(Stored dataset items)

* * * * * * *

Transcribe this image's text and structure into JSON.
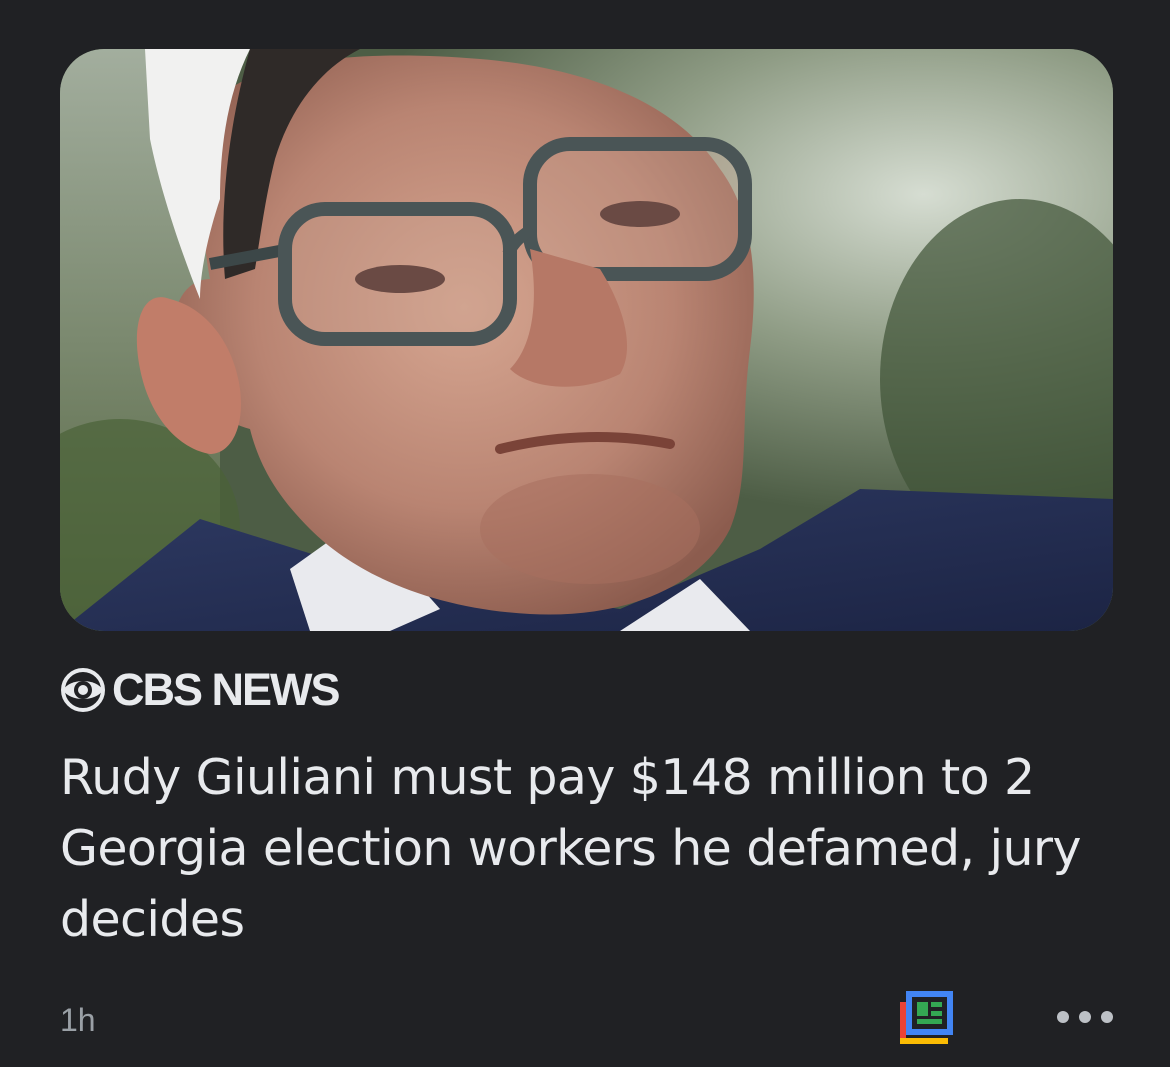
{
  "article": {
    "image_alt": "Rudy Giuliani",
    "source": "CBS NEWS",
    "headline": "Rudy Giuliani must pay $148 million to 2 Georgia election workers he defamed, jury decides",
    "time": "1h"
  },
  "icons": {
    "source_logo": "cbs-eye-icon",
    "full_coverage": "full-coverage-icon",
    "more": "more-horizontal-icon"
  },
  "colors": {
    "background": "#202124",
    "text": "#e8eaed",
    "secondary_text": "#9aa0a6",
    "google_blue": "#4285f4",
    "google_red": "#ea4335",
    "google_yellow": "#fbbc04",
    "google_green": "#34a853"
  }
}
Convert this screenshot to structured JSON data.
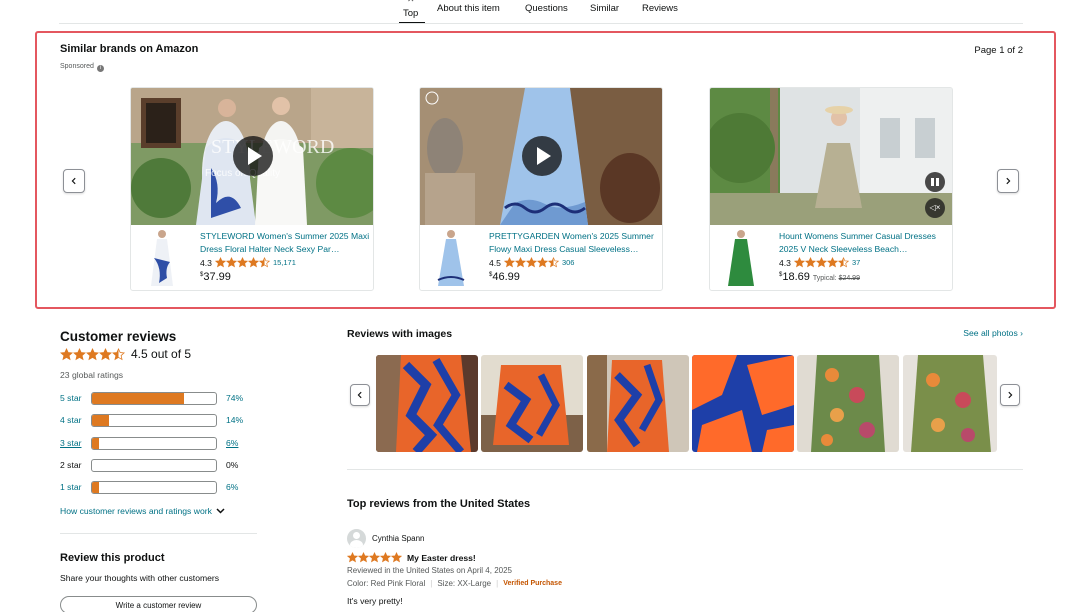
{
  "nav": {
    "active": "Top",
    "items": [
      "About this item",
      "Questions",
      "Similar",
      "Reviews"
    ]
  },
  "sponsored": {
    "title": "Similar brands on Amazon",
    "sponsored_label": "Sponsored",
    "page": "Page 1 of 2",
    "cards": [
      {
        "title": "STYLEWORD Women's Summer 2025 Maxi Dress Floral Halter Neck Sexy Par…",
        "rating": "4.3",
        "stars": 4.5,
        "count": "15,171",
        "price_symbol": "$",
        "price": "37.99",
        "video_overlay": "STYLEWORD",
        "video_tagline": "Focus on Quality"
      },
      {
        "title": "PRETTYGARDEN Women's 2025 Summer Flowy Maxi Dress Casual Sleeveless…",
        "rating": "4.5",
        "stars": 4.5,
        "count": "306",
        "price_symbol": "$",
        "price": "46.99"
      },
      {
        "title": "Hount Womens Summer Casual Dresses 2025 V Neck Sleeveless Beach…",
        "rating": "4.3",
        "stars": 4.5,
        "count": "37",
        "price_symbol": "$",
        "price": "18.69",
        "typical_label": "Typical:",
        "typical_price": "$24.99"
      }
    ]
  },
  "customer_reviews": {
    "title": "Customer reviews",
    "average": "4.5 out of 5",
    "stars": 4.5,
    "global_ratings": "23 global ratings",
    "histogram": [
      {
        "label": "5 star",
        "pct": "74%",
        "value": 74
      },
      {
        "label": "4 star",
        "pct": "14%",
        "value": 14
      },
      {
        "label": "3 star",
        "pct": "6%",
        "value": 6
      },
      {
        "label": "2 star",
        "pct": "0%",
        "value": 0
      },
      {
        "label": "1 star",
        "pct": "6%",
        "value": 6
      }
    ],
    "how_link": "How customer reviews and ratings work",
    "review_product_title": "Review this product",
    "review_product_sub": "Share your thoughts with other customers",
    "write_button": "Write a customer review"
  },
  "reviews_with_images": {
    "title": "Reviews with images",
    "see_all": "See all photos"
  },
  "top_reviews": {
    "title": "Top reviews from the United States",
    "review": {
      "author": "Cynthia Spann",
      "stars": 5,
      "headline": "My Easter dress!",
      "meta": "Reviewed in the United States on April 4, 2025",
      "color": "Color: Red Pink Floral",
      "size": "Size: XX-Large",
      "verified": "Verified Purchase",
      "text": "It's very pretty!"
    }
  },
  "colors": {
    "link": "#007185",
    "star": "#de7921",
    "highlight_border": "#e4575f"
  }
}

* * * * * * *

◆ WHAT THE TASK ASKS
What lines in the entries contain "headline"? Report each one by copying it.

◆ WORKED SOLUTION
    "headline": "Rudy Giuliani must pay $148 million to 2 Georgia election workers he defamed, jury decides",
      "headline": "My Easter dress!",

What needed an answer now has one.